Most investors don’t think of Honeywell as a tech company, but it sure is acting like one. The industrial conglomerate and data center equipment supplier
(VRT) are teaming up to provide new solutions for data centers. It is another example of Honeywell behaving more like a tech firm, collaborating with companies in other industries to develop new products.
Earlier in 2020, Honeywell (ticker: HON) announced a software tie-up with
(SAP.Germany), in which Honeywell married its Forge software application with the SAP Cloud for Real Estate platform. The pairing allows building operators to aggregate financial data from SAP with operational data from Forge into easy-to-use interfaces.
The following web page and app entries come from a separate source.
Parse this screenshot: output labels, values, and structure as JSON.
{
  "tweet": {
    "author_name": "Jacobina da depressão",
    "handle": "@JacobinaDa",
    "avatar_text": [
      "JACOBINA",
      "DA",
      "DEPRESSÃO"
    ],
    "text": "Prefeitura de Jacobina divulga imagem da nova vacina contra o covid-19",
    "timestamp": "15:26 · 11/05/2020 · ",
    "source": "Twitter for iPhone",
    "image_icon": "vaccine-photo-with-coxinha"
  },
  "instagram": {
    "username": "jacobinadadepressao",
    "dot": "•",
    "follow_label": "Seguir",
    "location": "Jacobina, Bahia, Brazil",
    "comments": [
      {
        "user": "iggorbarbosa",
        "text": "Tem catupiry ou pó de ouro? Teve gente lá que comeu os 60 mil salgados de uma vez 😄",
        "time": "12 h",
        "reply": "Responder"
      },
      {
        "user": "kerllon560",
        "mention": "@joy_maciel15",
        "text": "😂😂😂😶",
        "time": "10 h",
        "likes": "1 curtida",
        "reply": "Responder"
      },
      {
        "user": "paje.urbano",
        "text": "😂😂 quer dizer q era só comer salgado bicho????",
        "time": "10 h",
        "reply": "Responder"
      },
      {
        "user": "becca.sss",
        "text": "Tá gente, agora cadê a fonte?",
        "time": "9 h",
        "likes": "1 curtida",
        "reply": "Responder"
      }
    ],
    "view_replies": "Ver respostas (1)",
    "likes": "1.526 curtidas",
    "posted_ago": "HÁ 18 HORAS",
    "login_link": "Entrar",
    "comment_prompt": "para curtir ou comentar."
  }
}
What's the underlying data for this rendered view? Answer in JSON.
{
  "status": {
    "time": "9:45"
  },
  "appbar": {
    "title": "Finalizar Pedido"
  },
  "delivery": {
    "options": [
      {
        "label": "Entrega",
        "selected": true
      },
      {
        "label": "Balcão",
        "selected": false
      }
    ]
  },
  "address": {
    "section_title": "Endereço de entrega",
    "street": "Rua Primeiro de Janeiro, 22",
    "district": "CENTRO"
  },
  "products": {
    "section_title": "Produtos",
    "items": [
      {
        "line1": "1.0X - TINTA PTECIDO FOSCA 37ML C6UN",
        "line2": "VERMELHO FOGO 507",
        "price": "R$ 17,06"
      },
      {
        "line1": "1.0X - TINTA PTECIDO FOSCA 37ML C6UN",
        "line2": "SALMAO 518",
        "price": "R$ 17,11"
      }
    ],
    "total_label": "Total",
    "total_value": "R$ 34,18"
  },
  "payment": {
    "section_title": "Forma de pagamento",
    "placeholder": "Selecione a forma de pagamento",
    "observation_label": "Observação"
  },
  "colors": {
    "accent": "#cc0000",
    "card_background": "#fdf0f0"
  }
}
In the Vertiv instance, announced Wednesday morning. Honeywell is marrying its building-management systems with Vertiv’s (VRT) data center power-management systems. Honeywell stock is up 1.6% on Wednesday, while the Dow Jones Industrial Average is little changed.
Power-management systems are critical operating components of data centers. “You don’t just plug a data center server into the wall,” explains Vimal Kapur, Honeywell Building Technologies CEO. “Data centers need clean power.” Data centers need uninterrupted power with tight voltage and current specifications. Vertiv’s products enable that, and the company competes with the likes of
(The news release says that data centers in 2018 consumed approximately 1% of the world’s energy use.)
A building-management system, for Honeywell’s part, is a feature of any commercial building and controls things such as heating, ventilation and air conditioning. Honeywell controls other portions of data centers, too, such as fire and safety systems.
Honeywell’s building-technology division generated about $1.2 billion in second-quarter sales, accounting for roughly 16% of the total. Vertiv generated about $1 billion in second-quarter sales.
Initial Vertiv-Honeywell products will focus on microgrid solutions for data centers. Microgrids are small, electricity generating operations—including technologies such as solar, batteries and fuel cells—which, often are owned by building operators and not utilities. For a data center, additional power generation helps maintain 100% uptime.
“Business continuity is more critical than ever, with more people working, learning and connecting remotely, driving a simultaneous explosion in data and demand for new data centers,” Vertiv CEO Rob Johnson said in the joint news release. “Our offerings complement each other to provide greater value to data center operators.”
More people working from home has made it tough for Honeywell Building Technologies. Sales fell 17% year over year in the second quarter. That necessitates tilting toward higher-growing segments of the business, such as data centers, as well as developing new products—internally or with others.
“Collaboration requires significant commitment from two companies,” Kapur said. “Industrial companies aren’t great at that. We are trying to change that.” Looking ahead, Kapur see more products being developed with Vertiv for data centers, as well as additional partnerships.
Year to date, Honeywell stock is down 3%, trailing behind comparable returns of the
Dow Jones Industrial Average.
Aerospace is Honeywell’s largest division. and its returns are better than other large aerospace supplier stocks Barron’s tracks. Those stocks are off about 40% year to date on average.
The aerospace division generated $2.5 billion in second-quarter sales, down 27% year over year. Covid-19 has decimated demand for commercial air travel. Traffic at U.S. airports fell more than 90% year over year in April and remains down about 60% based on recent data from the Transportation Safety Administration.
Vertiv stock is up about 63% year to date. Vertiv is the data center business of
(EMR) which merged with a special purpose acquisition company, or SPAC, earlier in 2020. The SPAC merging with Vertiv was run, in part, by former Honeywell CEO David Cote. He still serves on the board of Vertiv.
Write to Al Root at [email protected]